It’s safe to say that that moment is pretty damn interesting in the Tarr household.
In the span of just two years, Doug Tarr has turned his Mill Valley Code Club, which teaches kids to code through a variety of innovative techniques, from a few kids sitting around the family’s dining room table into a burgeoning juggernaut with locations in downtown Mill Valley, Greenbrae and San Francisco.
And just upstairs from the Code Club in the Mill Creek Plaza building that houses All Wrapped Up and the Balboa Cafe, the atelier-style design studio of J’Amy Tarr Outerwear, the Mill Valley native’s eponymous clothing line that is already popular in the 94941 and ready for a breakout beyond, is open for business.
“We are certainly never lacking for conversation,” J’Amy Tarr says with a laugh of the life of an entrepreneurial couple. “It is very exciting. It can be intense. We have very different things going on, but there are plenty of similarities in terms of strategizing and giving each other feedback.”

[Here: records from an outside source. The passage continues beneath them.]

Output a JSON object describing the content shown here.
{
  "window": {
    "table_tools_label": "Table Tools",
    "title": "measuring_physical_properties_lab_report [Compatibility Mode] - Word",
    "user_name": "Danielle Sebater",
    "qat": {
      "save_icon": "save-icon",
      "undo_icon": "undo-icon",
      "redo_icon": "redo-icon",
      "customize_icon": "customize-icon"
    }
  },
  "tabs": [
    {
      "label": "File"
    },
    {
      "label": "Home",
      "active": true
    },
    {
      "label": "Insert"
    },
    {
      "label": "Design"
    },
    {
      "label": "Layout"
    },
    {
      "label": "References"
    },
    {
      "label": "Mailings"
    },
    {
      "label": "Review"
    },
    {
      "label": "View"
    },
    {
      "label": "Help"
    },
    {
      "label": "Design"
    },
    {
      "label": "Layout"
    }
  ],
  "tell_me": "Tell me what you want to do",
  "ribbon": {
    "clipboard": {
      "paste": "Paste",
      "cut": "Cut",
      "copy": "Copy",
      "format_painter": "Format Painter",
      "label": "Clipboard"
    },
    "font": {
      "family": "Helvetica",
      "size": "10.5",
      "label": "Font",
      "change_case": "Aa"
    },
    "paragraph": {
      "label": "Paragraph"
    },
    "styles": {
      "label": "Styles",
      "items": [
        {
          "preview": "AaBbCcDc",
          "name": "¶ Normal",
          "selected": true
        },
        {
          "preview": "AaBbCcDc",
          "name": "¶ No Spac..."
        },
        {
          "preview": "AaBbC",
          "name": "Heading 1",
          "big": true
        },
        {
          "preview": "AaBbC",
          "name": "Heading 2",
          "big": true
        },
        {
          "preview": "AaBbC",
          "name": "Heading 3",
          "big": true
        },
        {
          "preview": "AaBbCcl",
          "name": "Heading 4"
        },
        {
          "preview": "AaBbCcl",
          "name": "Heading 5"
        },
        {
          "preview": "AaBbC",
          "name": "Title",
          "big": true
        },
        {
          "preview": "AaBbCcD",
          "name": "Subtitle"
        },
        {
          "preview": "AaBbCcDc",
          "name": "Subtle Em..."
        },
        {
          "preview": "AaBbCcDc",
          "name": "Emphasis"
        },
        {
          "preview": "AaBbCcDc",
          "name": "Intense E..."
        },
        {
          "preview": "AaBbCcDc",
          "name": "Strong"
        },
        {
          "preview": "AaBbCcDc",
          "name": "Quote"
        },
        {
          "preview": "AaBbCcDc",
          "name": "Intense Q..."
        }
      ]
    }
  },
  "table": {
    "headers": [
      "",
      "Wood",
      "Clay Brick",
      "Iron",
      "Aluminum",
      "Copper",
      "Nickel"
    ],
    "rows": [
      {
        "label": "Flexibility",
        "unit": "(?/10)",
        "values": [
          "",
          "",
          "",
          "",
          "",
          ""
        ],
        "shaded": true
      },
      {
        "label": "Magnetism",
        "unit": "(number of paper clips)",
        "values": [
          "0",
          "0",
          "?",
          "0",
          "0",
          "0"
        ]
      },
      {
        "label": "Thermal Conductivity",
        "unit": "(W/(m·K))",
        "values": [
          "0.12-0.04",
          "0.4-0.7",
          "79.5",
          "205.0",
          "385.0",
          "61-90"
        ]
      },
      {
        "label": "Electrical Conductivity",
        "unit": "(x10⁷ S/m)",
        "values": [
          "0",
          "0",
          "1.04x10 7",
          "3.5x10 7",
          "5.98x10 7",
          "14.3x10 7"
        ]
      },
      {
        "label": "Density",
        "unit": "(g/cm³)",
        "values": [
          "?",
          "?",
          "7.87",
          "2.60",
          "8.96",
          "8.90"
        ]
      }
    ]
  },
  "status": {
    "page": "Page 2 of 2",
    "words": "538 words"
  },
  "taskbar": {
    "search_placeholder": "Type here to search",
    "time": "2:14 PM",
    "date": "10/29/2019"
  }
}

The opening of her studio (by appointment only) is a pivotal moment for Tarr, who attended Strawberry Point School and whose mom, Christy Herrmann, taught in the Mill Valley School District for 40 years, primarily at Old Mill and Edna Maguire elementary schools. Tarr’s career has taken her to New York City, Seattle and abroad, including interning for renowned designer Michael Kors, for whom she worked on a dress for Beyoncé that was on the cover of InStyle magazine.
But after those intrepid journeys to learn from some of the best, Tarr has long since found her own voice, and she’s back on home turf. She was recently invited to reimagine an updated wardrobe for Hillary Clinton as part of a San Francisco Chronicle story, and the newspaper did a feature story on Tarr over the summer.
“I have definitely found my own way,” Tarr says. “There’s a high-end element to my clothing but it’s deeply rooted here in the Bay Area. It’s made in San Francisco and it’s really special.”
“From the point of view of someone who grew up in Mill Valley lived in SF for 10 years, I know all about microclimates – the jacket is on and off all day long,” she says. “I definitely like a modern silhouette that is flattering and doesn’t have a lot of lot of extra bells and whistles – wearable but modern.”
“Just enough style that they don’t feel overdone but they feel like they have something cool on,” she adds. “I really just want people to feel good in what they’re wearing.”
Tarr has been selling her clothing for a while now online and at stores in Marin, San Francisco, Los Gatos, Portland and elsewhere. But she says she’s thrilled to create her own design studio experience for customers in the cozy space in the back of the Mill Creek Plaza building.
“People like seeing how clothes are made and how a designer gets inspired,” she says. “I want people to come in and have a beautiful experience but also peak over to the other side and see how it’s done and ask questions. People are very curious.”
Tarr’s experiences and personal style has shaped her design sense. But she traces her love for the arts and fashion back to her grandmother Dorothy, a “spunky” North Hollywood woman who would tap dance in the kitchen while she was cooking” and “always had all the cool, sparkly outfits and a lot of pizzazz.” She also cites Mill Valley itself, as she’s “one of the first Kiddo! kids” who owe their love of the arts to the private education foundation that has supported the arts in the Mill Valley School District since 1982.
The Tarrs met at Levi Strauss & Co., where two people from seemingly polar professional background ended up being vital cogs in the five-person team behind the “Levi’s Original Spin” campaign, which allowed consumers to design their own jeans using computer kiosks in select stores in the late 1990s. Doug created the computer systems while J’Amy developed the product. They got married just three years later, had kids, launched startups, juggled life – and remain each other’s biggest supporter.
“It’s been a totally fun rollercoaster ride,” J’Amy Tarr says.